What you need to do>
Please restate the data word for word, leaving out no line.

Exercise data>
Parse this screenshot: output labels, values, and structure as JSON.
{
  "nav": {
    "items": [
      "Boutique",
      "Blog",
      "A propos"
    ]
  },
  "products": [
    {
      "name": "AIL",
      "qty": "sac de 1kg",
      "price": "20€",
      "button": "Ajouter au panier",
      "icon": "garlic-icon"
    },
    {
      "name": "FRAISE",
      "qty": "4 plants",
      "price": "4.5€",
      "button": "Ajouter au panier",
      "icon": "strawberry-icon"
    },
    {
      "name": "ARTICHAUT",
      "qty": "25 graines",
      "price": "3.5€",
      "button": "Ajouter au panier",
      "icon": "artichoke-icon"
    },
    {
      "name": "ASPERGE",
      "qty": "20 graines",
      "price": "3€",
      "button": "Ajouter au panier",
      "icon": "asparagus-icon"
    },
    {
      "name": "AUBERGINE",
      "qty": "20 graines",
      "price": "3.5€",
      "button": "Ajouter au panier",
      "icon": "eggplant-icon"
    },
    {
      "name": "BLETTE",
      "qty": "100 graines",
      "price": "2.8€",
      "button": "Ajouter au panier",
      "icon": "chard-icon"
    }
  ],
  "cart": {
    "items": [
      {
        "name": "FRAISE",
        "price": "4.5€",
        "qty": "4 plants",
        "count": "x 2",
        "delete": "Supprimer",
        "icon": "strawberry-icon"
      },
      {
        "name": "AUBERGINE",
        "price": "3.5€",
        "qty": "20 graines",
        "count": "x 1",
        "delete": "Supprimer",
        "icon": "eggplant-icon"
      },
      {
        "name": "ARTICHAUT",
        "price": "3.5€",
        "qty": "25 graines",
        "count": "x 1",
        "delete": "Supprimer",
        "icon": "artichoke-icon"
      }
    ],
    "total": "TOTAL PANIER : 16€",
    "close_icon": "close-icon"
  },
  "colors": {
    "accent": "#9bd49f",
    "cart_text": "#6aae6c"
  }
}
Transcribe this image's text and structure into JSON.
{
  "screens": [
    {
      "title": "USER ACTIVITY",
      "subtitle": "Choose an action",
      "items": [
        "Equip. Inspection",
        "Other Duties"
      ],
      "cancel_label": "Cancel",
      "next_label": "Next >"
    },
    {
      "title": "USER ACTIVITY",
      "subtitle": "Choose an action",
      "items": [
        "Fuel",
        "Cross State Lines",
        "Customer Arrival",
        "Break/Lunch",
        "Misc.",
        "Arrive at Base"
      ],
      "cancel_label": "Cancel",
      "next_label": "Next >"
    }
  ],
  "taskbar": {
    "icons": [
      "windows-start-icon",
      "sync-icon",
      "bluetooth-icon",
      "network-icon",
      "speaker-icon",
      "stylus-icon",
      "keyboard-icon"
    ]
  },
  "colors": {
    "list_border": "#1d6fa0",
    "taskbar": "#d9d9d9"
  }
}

Answer section>
Parse this screenshot: output labels, values, and structure as JSON.
{
  "nav": {
    "items": [
      "Boutique",
      "Blog",
      "A propos"
    ]
  },
  "products": [
    {
      "name": "AIL",
      "qty": "sac de 1kg",
      "price": "20€",
      "button": "Ajouter au panier",
      "icon": "garlic-icon"
    },
    {
      "name": "FRAISE",
      "qty": "4 plants",
      "price": "4.5€",
      "button": "Ajouter au panier",
      "icon": "strawberry-icon"
    },
    {
      "name": "ARTICHAUT",
      "qty": "25 graines",
      "price": "3.5€",
      "button": "Ajouter au panier",
      "icon": "artichoke-icon"
    },
    {
      "name": "ASPERGE",
      "qty": "20 graines",
      "price": "3€",
      "button": "Ajouter au panier",
      "icon": "asparagus-icon"
    },
    {
      "name": "AUBERGINE",
      "qty": "20 graines",
      "price": "3.5€",
      "button": "Ajouter au panier",
      "icon": "eggplant-icon"
    },
    {
      "name": "BLETTE",
      "qty": "100 graines",
      "price": "2.8€",
      "button": "Ajouter au panier",
      "icon": "chard-icon"
    }
  ],
  "cart": {
    "items": [
      {
        "name": "FRAISE",
        "price": "4.5€",
        "qty": "4 plants",
        "count": "x 2",
        "delete": "Supprimer",
        "icon": "strawberry-icon"
      },
      {
        "name": "AUBERGINE",
        "price": "3.5€",
        "qty": "20 graines",
        "count": "x 1",
        "delete": "Supprimer",
        "icon": "eggplant-icon"
      },
      {
        "name": "ARTICHAUT",
        "price": "3.5€",
        "qty": "25 graines",
        "count": "x 1",
        "delete": "Supprimer",
        "icon": "artichoke-icon"
      }
    ],
    "total": "TOTAL PANIER : 16€",
    "close_icon": "close-icon"
  },
  "colors": {
    "accent": "#9bd49f",
    "cart_text": "#6aae6c"
  }
}
Transcribe this image's text and structure into JSON.
{
  "screens": [
    {
      "title": "USER ACTIVITY",
      "subtitle": "Choose an action",
      "items": [
        "Equip. Inspection",
        "Other Duties"
      ],
      "cancel_label": "Cancel",
      "next_label": "Next >"
    },
    {
      "title": "USER ACTIVITY",
      "subtitle": "Choose an action",
      "items": [
        "Fuel",
        "Cross State Lines",
        "Customer Arrival",
        "Break/Lunch",
        "Misc.",
        "Arrive at Base"
      ],
      "cancel_label": "Cancel",
      "next_label": "Next >"
    }
  ],
  "taskbar": {
    "icons": [
      "windows-start-icon",
      "sync-icon",
      "bluetooth-icon",
      "network-icon",
      "speaker-icon",
      "stylus-icon",
      "keyboard-icon"
    ]
  },
  "colors": {
    "list_border": "#1d6fa0",
    "taskbar": "#d9d9d9"
  }
}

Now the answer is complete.